"The basic logic is that these people in interracial relationships have a right to be treated like everyone else. But just like everyone else, they do have the right to marry. They have the right to marry adult members of the same race! What these activists want is something else: the right to marry members of a different race. This is not a right currently enjoyed by anyone. What these activists seek is not equal treatment but rather to change the definition of marriage. "
There is not a dime's difference between the two arguments. All that changes is who's ox is getting gored. D'Souza does get one thing right. This is about changing the legal definition of marriage. However, as the Loving vs Virginia case that ended the laws against interracial marriage illustrates, as well as the laws previous to that in human history that allowed polygamous marriages attest, we have a rich history of changing the rules as it suits our society. D'Souza's argument is either arbitrary, disallowing gay marriage simply because he doesn't care for it, or circular, amounting to arguing that gay marriage should be illegal because the law says it is wrong.
The rest of D'Souza's article is the usual "activist judges going against the will of the people" tripe we've come to expect from the civically challenged right, and is unworthy of further response.

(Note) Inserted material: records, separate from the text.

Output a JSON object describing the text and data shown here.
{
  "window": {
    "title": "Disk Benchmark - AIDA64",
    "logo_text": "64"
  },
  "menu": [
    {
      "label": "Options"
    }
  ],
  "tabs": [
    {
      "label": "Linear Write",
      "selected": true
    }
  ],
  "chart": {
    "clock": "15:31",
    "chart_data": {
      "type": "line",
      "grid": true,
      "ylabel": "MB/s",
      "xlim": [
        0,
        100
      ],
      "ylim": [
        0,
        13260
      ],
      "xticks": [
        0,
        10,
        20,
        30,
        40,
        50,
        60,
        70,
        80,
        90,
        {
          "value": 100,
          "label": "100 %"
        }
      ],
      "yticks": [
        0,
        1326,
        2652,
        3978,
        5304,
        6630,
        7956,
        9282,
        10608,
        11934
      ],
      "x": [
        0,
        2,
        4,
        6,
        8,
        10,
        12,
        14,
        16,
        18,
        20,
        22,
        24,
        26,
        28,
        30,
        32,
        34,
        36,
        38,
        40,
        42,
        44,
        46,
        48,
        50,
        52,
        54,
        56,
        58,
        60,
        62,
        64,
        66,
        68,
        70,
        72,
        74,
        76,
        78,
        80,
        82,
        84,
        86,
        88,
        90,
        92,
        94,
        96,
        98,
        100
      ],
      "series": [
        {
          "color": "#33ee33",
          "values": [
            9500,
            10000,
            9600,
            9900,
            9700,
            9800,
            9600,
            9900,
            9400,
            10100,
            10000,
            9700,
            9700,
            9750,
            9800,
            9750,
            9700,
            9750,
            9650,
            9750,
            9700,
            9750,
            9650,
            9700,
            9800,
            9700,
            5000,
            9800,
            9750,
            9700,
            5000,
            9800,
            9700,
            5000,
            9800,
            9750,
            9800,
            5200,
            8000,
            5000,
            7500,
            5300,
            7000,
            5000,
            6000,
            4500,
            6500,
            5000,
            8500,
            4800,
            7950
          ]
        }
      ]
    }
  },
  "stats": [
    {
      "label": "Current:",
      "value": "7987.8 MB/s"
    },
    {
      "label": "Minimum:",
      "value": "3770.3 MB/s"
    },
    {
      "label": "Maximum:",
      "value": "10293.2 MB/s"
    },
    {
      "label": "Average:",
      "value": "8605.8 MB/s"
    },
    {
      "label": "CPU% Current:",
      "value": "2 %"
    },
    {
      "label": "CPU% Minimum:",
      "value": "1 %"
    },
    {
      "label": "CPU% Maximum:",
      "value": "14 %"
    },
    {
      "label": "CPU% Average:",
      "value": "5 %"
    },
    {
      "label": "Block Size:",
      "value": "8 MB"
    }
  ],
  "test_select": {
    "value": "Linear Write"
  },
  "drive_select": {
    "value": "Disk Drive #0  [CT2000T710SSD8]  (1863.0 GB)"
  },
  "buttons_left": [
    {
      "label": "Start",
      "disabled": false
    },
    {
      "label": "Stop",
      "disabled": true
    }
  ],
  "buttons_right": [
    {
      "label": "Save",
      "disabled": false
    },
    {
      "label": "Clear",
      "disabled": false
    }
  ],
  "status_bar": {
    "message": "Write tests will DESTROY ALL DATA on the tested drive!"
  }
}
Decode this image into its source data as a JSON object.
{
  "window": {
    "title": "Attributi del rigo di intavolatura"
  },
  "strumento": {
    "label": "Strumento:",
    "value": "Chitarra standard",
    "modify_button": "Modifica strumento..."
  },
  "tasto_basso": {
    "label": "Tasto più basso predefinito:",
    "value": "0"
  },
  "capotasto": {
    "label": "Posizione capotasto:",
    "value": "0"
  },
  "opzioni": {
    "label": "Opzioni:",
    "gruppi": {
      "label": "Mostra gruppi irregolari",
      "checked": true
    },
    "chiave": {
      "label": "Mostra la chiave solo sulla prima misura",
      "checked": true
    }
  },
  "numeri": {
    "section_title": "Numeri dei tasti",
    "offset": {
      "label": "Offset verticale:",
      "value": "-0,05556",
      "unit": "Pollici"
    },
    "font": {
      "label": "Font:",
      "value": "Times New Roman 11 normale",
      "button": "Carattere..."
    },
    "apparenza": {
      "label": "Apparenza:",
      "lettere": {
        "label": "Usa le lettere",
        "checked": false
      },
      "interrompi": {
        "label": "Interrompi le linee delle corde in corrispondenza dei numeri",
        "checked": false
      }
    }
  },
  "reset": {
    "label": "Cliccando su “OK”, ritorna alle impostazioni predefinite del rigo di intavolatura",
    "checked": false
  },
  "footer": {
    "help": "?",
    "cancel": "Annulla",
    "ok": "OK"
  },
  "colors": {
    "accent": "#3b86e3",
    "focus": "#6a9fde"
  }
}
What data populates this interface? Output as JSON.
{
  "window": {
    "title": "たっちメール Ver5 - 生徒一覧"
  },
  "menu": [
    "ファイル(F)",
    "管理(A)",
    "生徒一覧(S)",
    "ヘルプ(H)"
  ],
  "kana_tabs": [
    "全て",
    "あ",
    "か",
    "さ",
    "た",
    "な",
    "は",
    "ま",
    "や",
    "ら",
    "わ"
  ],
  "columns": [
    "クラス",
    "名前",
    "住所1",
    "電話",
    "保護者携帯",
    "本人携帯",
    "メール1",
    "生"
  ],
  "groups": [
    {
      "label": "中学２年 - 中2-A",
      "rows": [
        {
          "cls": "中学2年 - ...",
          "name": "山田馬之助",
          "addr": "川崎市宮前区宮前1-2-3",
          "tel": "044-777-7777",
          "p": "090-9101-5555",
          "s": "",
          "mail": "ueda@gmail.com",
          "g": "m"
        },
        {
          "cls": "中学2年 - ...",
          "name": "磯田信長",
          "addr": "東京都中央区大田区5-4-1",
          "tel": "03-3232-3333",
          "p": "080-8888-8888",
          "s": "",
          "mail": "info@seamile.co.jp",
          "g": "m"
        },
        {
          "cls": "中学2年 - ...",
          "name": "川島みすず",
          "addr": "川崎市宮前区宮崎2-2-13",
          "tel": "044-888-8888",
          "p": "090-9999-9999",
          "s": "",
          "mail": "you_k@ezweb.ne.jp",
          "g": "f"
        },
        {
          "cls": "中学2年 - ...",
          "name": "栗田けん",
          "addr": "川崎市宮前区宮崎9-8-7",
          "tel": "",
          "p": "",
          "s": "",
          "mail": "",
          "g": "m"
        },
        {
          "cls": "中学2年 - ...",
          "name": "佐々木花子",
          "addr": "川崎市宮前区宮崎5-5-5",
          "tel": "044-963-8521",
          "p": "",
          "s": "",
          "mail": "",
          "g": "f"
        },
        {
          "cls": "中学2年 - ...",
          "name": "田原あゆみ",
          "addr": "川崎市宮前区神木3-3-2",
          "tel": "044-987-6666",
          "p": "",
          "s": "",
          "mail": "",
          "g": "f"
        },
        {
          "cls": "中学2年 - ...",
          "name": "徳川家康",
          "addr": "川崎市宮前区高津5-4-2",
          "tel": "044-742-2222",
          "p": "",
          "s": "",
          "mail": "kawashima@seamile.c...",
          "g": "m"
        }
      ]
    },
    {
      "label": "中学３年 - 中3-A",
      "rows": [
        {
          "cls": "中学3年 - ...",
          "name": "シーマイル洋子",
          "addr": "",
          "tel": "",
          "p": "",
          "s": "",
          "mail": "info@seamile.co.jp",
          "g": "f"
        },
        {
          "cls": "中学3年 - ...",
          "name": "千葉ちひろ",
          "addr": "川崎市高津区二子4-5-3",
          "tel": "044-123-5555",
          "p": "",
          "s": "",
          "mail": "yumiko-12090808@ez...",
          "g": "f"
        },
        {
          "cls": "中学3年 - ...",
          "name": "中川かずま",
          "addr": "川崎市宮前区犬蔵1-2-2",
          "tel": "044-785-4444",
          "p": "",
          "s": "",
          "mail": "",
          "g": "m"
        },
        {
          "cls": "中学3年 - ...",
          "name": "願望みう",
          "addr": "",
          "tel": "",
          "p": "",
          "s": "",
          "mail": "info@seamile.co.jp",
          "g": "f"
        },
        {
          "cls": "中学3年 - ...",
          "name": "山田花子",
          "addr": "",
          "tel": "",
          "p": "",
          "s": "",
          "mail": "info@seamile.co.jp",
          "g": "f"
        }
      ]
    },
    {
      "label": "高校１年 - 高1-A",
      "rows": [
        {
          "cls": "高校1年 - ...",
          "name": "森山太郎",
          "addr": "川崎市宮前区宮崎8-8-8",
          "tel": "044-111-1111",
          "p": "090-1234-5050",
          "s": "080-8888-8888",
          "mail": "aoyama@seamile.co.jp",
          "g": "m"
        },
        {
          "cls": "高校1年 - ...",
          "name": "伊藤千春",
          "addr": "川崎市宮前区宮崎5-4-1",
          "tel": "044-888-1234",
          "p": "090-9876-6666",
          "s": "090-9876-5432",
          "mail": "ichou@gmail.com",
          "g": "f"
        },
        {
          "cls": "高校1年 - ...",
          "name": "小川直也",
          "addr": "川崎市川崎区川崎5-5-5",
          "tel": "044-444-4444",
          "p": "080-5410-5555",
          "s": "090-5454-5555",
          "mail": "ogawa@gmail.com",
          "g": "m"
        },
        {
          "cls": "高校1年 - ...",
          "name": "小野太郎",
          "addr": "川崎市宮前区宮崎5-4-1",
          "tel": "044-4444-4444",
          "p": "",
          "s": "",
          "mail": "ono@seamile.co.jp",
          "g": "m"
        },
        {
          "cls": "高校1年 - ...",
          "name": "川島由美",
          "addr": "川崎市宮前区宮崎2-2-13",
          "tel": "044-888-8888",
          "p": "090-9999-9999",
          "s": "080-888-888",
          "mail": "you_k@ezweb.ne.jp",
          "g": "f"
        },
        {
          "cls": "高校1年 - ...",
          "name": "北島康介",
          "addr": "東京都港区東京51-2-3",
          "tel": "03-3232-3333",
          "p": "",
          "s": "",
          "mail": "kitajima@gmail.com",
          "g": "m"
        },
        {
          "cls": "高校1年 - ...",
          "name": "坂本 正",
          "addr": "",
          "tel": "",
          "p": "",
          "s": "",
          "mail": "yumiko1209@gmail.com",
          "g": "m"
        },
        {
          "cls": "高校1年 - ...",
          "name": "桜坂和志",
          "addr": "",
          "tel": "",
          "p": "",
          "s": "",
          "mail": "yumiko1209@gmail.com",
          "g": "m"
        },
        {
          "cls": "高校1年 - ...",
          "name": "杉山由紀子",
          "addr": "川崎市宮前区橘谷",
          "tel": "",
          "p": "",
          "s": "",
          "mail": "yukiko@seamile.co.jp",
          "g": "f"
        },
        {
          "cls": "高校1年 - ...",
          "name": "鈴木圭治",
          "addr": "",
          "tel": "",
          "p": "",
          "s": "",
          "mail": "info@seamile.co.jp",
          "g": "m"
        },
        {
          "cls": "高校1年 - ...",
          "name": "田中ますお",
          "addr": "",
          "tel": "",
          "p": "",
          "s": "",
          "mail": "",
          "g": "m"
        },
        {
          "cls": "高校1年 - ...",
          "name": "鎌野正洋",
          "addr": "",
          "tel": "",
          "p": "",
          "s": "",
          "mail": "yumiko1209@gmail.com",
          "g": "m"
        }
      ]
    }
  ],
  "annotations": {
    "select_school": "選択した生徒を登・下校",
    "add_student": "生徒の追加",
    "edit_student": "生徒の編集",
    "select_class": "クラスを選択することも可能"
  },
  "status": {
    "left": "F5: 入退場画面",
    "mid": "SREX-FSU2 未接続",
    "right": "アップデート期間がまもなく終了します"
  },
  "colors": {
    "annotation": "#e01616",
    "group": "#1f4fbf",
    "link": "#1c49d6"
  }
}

Worse yet is Carol Platt Liebau. In rich irony, Ms. Liebau waxes melancholy about the lack of persuasive arguments from "traditionalists" opposed to gay marriage, while offering none of her own. She lays out a fairly cogent summary of how our society, through medical advances like birth control, and the associated social changes, separated the act of sex from both procreation and marriage. Yet she fails to understand how this negates all the arguments one would make for returning to the good old days. One cannot put the genie back in the bottle, and why would we? Sex is, after all, a wonderful experience. Why should we wish to put it back in the married-only box, insofar as it ever was there. Liebau has no answer.
It certainly isn't this pathetic effort from William Murchison, filled with brillant gems of reasoning like this:
"Marriage it ain't. That's between people of opposite but complementary attributes and physiologies. The merger, so to speak, of those attributes and physiologies is what we call marriage. Flap your arms and attempt to try an aerial passage across the Grand Canyon: You'll have as much luck at that as at same-sex marriage. Can't do it. Period."
In other words, you can't change the definition of marriage because it isn't defined that way. Nice circle Bill.
Liebau is right about one thing. Those opposed to gay marriage are going to have to do a lot better than this. The kinds of arguments proffered by her and D'Souza are the kind that only play to the choir, and that choir is getting smaller every day.